Exercise description:
For each line below with the word "value", write out a copy.

Source information:

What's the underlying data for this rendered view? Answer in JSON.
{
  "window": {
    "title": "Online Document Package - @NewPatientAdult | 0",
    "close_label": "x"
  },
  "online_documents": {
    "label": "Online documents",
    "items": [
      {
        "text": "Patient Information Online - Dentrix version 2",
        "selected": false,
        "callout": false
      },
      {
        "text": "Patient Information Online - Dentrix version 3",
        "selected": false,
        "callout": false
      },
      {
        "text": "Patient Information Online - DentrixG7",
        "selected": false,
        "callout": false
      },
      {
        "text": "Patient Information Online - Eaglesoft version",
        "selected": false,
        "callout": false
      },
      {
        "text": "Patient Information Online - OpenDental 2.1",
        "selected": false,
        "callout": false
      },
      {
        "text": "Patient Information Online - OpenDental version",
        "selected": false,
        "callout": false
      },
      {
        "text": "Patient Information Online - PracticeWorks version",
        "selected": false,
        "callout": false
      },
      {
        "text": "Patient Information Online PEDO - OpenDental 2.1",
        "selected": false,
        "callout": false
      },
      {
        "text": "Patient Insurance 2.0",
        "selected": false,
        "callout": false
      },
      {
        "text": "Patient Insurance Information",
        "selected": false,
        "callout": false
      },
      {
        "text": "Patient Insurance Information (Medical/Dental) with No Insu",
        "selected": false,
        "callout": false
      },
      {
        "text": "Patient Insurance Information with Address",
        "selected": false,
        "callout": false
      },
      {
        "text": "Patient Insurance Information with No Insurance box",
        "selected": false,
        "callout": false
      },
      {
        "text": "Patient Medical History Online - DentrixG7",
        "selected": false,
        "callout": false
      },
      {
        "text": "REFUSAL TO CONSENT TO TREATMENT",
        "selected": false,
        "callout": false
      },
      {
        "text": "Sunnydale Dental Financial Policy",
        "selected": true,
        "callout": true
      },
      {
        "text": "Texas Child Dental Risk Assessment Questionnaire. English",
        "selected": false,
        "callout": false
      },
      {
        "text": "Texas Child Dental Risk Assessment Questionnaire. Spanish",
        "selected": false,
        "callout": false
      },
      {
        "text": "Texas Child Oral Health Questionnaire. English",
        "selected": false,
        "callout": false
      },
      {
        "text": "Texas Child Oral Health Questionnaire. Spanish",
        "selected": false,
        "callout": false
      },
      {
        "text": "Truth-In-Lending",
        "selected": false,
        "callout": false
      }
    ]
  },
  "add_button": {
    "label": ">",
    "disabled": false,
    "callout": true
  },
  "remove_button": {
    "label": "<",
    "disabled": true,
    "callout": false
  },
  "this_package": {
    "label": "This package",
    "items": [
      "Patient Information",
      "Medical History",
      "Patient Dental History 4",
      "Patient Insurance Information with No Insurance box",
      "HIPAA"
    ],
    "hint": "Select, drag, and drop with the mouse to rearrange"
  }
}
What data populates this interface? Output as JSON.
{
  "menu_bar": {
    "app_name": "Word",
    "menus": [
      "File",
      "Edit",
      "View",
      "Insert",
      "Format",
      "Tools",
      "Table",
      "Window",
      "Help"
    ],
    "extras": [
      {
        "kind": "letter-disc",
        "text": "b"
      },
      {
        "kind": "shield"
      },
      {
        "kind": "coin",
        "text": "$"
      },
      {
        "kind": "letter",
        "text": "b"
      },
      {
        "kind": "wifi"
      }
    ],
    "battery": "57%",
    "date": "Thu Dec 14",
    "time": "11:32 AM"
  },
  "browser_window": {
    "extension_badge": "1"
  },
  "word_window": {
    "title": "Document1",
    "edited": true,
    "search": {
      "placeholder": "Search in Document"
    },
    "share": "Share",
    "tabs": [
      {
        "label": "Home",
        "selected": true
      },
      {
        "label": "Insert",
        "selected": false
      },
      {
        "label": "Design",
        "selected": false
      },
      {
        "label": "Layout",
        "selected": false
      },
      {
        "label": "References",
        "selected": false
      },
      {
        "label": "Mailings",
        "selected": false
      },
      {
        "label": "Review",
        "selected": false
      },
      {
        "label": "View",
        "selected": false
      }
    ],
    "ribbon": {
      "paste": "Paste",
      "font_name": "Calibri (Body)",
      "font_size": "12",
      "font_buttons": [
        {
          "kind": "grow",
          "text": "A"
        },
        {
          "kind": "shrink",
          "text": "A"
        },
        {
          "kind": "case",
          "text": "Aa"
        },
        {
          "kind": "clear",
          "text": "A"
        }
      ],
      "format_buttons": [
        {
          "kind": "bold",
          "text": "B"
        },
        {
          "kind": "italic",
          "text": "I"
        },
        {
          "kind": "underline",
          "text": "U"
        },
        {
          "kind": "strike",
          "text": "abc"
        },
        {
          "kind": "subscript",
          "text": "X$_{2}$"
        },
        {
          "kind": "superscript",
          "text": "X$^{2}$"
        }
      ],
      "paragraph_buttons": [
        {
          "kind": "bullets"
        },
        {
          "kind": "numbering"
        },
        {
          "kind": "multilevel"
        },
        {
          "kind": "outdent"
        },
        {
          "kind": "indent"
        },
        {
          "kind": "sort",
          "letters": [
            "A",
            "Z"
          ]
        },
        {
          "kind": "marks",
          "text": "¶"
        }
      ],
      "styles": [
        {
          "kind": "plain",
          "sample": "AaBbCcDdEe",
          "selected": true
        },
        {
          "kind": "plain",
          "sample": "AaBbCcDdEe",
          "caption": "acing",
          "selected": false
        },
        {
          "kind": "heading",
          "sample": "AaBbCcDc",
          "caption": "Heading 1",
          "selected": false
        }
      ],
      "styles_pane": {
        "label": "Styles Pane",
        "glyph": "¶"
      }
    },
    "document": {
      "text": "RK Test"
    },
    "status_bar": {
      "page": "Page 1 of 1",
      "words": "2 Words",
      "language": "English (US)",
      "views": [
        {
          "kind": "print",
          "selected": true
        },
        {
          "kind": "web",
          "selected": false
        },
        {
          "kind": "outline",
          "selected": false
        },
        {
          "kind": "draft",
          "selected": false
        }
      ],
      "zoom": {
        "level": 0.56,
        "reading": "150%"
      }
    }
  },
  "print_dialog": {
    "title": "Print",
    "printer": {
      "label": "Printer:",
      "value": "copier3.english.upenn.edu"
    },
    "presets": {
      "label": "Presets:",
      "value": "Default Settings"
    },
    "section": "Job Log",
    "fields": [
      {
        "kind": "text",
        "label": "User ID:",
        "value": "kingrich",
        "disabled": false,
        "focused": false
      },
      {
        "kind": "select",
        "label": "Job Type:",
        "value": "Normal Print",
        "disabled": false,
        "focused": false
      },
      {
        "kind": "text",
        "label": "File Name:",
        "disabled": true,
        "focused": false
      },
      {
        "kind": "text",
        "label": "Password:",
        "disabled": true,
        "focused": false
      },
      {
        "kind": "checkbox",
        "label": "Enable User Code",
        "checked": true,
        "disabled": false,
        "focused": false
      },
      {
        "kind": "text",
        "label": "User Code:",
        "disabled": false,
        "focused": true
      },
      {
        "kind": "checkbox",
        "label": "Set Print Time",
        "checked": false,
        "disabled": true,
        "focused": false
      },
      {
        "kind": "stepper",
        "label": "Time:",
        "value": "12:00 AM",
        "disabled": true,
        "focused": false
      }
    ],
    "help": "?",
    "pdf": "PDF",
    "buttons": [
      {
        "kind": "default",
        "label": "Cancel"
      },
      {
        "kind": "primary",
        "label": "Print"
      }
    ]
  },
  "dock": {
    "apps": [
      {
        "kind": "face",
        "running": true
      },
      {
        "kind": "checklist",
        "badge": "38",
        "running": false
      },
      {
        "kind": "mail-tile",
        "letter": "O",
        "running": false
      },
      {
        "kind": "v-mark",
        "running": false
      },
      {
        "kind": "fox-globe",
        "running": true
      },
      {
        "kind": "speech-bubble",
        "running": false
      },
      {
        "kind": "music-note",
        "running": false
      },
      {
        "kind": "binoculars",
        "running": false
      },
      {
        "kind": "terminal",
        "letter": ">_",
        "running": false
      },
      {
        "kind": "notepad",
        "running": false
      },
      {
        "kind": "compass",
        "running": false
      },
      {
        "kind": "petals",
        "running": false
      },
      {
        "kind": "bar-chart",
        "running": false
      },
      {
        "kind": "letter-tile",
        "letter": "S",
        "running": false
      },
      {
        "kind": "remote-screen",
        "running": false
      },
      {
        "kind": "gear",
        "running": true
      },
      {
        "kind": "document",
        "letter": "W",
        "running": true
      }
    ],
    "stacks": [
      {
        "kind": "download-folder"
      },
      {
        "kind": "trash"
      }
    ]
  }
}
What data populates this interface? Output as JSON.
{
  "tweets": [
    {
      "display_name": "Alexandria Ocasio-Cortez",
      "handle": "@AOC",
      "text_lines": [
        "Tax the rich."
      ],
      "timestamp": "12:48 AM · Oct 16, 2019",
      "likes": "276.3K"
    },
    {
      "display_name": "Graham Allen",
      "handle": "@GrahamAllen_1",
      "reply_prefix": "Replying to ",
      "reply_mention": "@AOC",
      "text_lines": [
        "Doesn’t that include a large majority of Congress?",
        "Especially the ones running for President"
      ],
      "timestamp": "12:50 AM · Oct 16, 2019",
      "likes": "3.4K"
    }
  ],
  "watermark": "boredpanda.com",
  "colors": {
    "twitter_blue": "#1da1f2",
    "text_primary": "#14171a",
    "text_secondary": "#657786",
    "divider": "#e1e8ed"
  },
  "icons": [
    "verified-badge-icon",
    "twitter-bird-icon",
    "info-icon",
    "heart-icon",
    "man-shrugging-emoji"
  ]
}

Solution to the exercise:
      "value": "copier3.english.upenn.edu"
      "value": "Default Settings"
        "value": "kingrich",
        "value": "Normal Print",
        "value": "12:00 AM",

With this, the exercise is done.